Problem - Show every line of the records below that contains the word "hours".

+++ Data for analysis

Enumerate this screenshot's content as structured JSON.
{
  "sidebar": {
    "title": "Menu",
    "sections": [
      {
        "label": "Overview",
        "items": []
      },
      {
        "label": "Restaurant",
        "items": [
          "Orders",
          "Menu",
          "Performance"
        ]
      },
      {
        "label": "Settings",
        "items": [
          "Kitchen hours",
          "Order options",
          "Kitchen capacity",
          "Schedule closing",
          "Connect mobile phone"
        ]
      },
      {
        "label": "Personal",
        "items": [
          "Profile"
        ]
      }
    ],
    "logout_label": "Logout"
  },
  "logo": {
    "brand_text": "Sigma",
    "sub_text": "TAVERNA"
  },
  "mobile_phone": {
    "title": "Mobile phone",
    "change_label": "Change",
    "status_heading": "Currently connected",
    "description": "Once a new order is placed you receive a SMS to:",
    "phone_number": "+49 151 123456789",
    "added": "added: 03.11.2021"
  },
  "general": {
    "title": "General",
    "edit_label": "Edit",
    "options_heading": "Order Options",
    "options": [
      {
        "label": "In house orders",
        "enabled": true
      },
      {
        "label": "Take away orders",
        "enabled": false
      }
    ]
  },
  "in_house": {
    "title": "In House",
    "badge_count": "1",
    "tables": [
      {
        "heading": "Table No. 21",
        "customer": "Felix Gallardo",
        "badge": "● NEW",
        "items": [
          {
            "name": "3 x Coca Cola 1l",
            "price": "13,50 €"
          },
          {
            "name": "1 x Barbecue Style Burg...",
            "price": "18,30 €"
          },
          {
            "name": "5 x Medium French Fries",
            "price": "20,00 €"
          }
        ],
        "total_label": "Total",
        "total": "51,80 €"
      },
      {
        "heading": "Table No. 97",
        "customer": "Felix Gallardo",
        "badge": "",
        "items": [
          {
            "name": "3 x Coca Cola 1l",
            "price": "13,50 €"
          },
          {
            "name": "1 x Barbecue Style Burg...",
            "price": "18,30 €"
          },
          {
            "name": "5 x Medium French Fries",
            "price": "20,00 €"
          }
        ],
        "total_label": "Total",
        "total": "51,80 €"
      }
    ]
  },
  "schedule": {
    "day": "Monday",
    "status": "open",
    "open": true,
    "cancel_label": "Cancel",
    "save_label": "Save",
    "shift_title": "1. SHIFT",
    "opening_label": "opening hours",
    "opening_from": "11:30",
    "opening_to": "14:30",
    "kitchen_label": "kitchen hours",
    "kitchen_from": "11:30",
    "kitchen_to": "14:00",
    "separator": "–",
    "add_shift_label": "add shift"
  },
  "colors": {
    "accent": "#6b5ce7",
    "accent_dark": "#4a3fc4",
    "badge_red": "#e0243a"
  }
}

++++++

Answer to this problem -
          "Kitchen hours",
    "opening_label": "opening hours",
    "kitchen_label": "kitchen hours",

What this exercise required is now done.